If you think of casinos as indoor theme parks for adults, then you probably won’t go too far wrong. But instead of rollercoasters and spinning teacups, the thrills that casino customers are likely to experience are slot machines that could, if they are lucky, spit out buckets of change, or howls of delight as a blackjack croupier draws a card and goes spectacularly bust.
But casinos are not only about games of chance. Many casinos have deliberately diversified their businesses to include shopping malls, theatres, hotels, restaurants and bars.
However, their main source of revenue still comes from games that include the spin of a wheel, the throw of a dice or the turn of a card. Gambling can account for between 50 per cent and 90 per cent of their total revenues.
Games of chance
It is not strictly true to say that they are just games of chance, though. Every game that a casino offers has a built-in statistical advantage for the house. The edge might be small.
But over time and the billions of bets placed by punters, the small edge should be more than enough to pay for the lavishness and opulence that often characterise casinos. Those fountains with their dancing lights and colourful lasers can cost a fair penny to build and operate. That can help to explain why casinos are not some of the most attractive when it comes to generating a return on shareholder funds. The median return on equity is a mediocre 6.5 per cent. It means that casino operators generate around $6.50 of profit on every $100 of shareholder money.
But that belies the extraordinary range of returns that these businesses exhibit. At the low end are Melco Resorts & Entertainment and MGM Resorts International with returns on equity of only a few per cent.
At the top end, Wynn Macau and MGM China have delivered returns in the high double digits. But the returns are far from consistent – they can vary widely from one year to the next. So, despite the built-in edge, luck, both for the punter and the house, can still play a big part.

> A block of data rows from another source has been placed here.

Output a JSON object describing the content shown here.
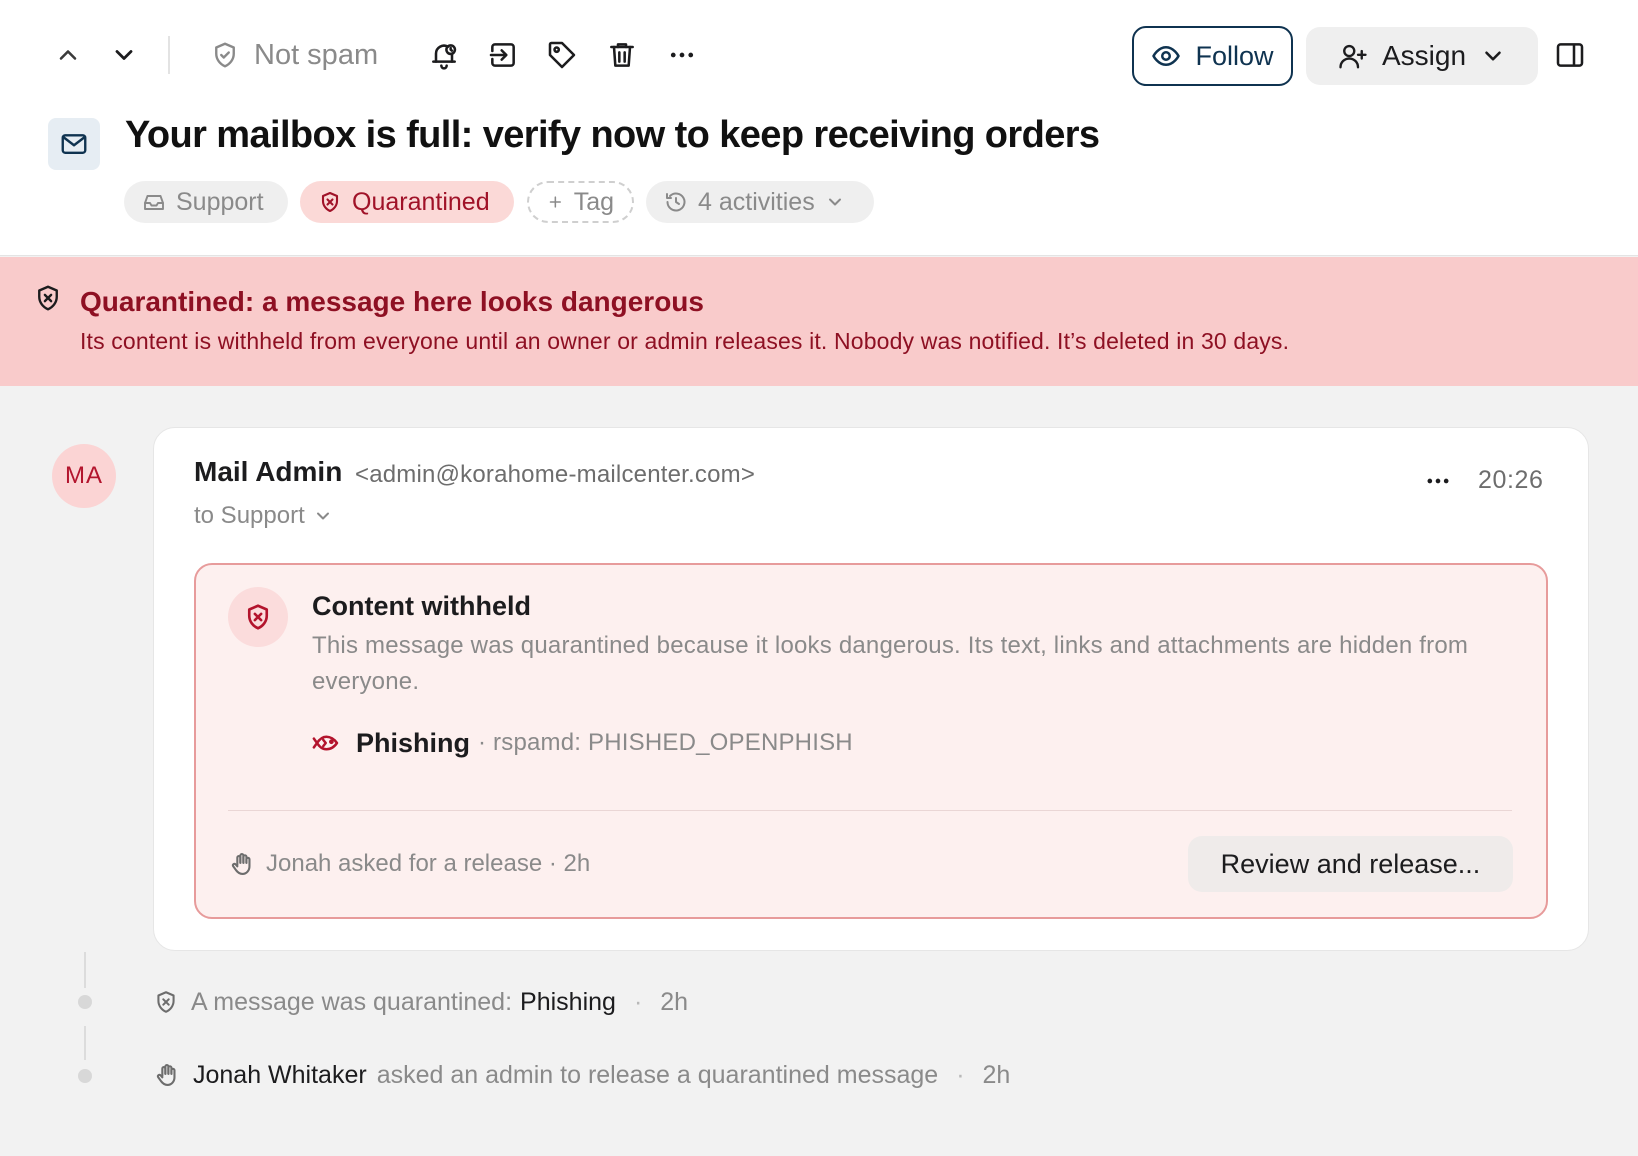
{
  "toolbar": {
    "not_spam_label": "Not spam",
    "follow_label": "Follow",
    "assign_label": "Assign"
  },
  "thread": {
    "subject": "Your mailbox is full: verify now to keep receiving orders",
    "chips": {
      "inbox": "Support",
      "status": "Quarantined",
      "add_tag": "Tag",
      "activities": "4 activities"
    }
  },
  "banner": {
    "title": "Quarantined: a message here looks dangerous",
    "text": "Its content is withheld from everyone until an owner or admin releases it. Nobody was notified. It’s deleted in 30 days."
  },
  "message": {
    "avatar_initials": "MA",
    "sender_name": "Mail Admin",
    "sender_email": "<admin@korahome-mailcenter.com>",
    "recipient": "to Support",
    "time": "20:26",
    "withheld": {
      "title": "Content withheld",
      "text": "This message was quarantined because it looks dangerous. Its text, links and attachments are hidden from everyone.",
      "threat_name": "Phishing",
      "threat_rule": "· rspamd: PHISHED_OPENPHISH",
      "release_request": "Jonah asked for a release · 2h",
      "release_button": "Review and release..."
    }
  },
  "activity": [
    {
      "prefix": "A message was quarantined:",
      "highlight": "Phishing",
      "sep": "·",
      "time": "2h"
    },
    {
      "actor": "Jonah Whitaker",
      "text": "asked an admin to release a quarantined message",
      "sep": "·",
      "time": "2h"
    }
  ],
  "colors": {
    "accent_navy": "#0f3350",
    "danger": "#a01228",
    "banner_bg": "#f9cbcb",
    "card_danger_bg": "#fdf0ef"
  }
}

That is best explained by the net profit margin for casinos. On average, they make about $9 of net profit on every $100 of turnover.
But the range can be vast. At the low end, Caesars Entertainment has not made a profit in five of the last eight years. Its average profit margin over that period is minus 13 per cent.

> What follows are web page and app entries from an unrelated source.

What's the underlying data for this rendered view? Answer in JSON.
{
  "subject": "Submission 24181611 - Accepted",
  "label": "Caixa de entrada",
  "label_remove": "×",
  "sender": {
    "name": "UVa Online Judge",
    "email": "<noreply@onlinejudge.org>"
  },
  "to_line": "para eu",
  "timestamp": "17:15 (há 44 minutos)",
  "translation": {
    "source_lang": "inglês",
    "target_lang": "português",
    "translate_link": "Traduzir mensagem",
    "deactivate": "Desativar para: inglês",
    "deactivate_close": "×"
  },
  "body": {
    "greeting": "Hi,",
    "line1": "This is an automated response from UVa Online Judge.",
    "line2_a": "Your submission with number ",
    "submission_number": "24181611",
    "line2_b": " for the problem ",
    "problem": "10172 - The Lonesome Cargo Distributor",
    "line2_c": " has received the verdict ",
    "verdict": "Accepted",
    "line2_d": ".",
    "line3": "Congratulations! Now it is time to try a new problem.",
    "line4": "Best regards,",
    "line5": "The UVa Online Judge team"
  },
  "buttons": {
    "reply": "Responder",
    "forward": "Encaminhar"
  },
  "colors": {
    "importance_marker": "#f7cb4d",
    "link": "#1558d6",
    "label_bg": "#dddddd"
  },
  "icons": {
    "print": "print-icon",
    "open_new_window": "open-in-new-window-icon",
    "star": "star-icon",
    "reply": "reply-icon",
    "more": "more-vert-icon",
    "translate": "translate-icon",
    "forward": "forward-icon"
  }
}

At the other end, Genting Singapore, which owns Resorts World Sentosa, has been profitable every year over the same period. Its net income margin is an enviable 20 per cent. It goes without saying that casinos can be very asset heavy. Just take a quick look at Marina Bay Sands. The 20-hectare resort boasts the world’s largest atrium casino with 500 tables and 1,600 slot machines and over 2,500 hotel rooms. When it opened in 2010, it was said to be the world’s most expensive standalone casino property. Consequently, these types of businesses require substantial revenues to stay in business.
In the main, they don’t do too badly. They generate around $50 of revenue for every $100 of assets employed in the business.

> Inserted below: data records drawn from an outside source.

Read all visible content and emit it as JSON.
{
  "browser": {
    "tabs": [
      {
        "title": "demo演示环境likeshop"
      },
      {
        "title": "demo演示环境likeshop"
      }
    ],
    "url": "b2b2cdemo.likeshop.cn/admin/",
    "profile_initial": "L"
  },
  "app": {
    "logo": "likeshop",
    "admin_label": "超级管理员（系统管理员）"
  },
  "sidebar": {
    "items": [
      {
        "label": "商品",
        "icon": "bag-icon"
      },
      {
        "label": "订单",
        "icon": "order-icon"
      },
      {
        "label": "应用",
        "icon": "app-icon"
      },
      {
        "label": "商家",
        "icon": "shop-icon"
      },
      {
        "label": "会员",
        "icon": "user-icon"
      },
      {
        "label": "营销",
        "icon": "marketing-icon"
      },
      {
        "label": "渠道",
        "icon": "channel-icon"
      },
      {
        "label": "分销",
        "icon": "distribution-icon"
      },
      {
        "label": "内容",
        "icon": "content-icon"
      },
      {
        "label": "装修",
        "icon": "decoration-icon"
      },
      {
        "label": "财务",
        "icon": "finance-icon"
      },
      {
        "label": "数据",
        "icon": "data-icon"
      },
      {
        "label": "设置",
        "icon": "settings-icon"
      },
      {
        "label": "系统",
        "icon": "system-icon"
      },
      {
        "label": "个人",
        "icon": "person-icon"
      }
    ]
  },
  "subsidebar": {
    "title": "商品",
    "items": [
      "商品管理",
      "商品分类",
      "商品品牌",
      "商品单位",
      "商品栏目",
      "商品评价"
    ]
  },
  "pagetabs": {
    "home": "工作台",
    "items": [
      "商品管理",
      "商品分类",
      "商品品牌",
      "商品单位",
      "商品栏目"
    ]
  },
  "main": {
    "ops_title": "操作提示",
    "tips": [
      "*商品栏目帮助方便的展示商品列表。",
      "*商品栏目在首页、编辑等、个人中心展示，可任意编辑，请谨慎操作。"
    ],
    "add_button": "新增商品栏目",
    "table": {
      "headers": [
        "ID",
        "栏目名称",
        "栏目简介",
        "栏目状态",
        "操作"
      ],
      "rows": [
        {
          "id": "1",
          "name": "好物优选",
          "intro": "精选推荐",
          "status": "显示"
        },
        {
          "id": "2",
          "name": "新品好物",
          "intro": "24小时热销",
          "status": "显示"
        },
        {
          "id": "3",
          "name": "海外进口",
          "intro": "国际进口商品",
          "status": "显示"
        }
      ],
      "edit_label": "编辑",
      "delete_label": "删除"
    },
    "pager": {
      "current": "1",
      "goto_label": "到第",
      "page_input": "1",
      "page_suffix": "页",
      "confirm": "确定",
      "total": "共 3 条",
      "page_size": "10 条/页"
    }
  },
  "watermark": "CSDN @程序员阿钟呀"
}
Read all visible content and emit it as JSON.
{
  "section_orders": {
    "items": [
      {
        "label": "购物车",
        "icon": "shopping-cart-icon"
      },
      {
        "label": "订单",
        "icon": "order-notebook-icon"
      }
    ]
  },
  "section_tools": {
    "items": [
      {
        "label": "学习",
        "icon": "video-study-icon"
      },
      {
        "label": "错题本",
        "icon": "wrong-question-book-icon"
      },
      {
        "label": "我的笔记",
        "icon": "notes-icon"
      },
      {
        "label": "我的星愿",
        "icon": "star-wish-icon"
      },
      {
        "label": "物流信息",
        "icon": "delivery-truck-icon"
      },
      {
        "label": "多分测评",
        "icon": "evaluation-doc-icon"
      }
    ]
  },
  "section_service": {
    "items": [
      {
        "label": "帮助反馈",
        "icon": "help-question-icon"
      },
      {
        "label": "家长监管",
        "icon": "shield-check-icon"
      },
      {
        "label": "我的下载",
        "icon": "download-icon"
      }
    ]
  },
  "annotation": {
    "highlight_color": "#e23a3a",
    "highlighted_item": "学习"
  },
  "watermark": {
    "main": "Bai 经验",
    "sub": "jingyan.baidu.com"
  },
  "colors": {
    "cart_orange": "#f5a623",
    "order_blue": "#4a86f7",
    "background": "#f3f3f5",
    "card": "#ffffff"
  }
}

However, they can be prone to shocks. Between 2007 and 2012, some casinos in Macau were reporting asset turnovers in excess of two. In other words, they were generating revenues of $200 on every $100 of assets, which is four times more than the current average.
However, an anti-corruption crackdown by the Chinese government in 2014 frightened off many high rollers. Consequently, the asset turnover dropped almost precipitously.
The asset turnover can be an important driver of a company’s return equity. So too can leverage, which is essentially using other people’s money through borrowings to help generate a return for shareholders.
By and large, casinos do use leverage to help boost their returns. They have around sixty times more liabilities than assets. That is understandable, given that these are expensive businesses to build.
Consequently, the use of leverage can help to boost the returns that these companies generate for shareholders by around 70 per cent.
But excessive use of leverage can expose shareholders to unforeseen risks such as political shocks, economic downturns and interest rate rises.
Currently, the average dividend yield on casinos is an acceptable 3.3 per cent. However, with an average payout ratio of almost 60 per cent, and a median return on equity of 6.5 per cent, those dividends might only grow around 2.5 per cent a year. That said, there is chance of some capital growth if the operators should hit it lucky by being in the right location at the right time.
But in a crowded market that is becoming increasingly more crowded, it is a bet that some of us might not be prepared to make.
Note: An earlier version of this article appeared in The Business Times. David Kuo does not own shares in any of the companies mentioned.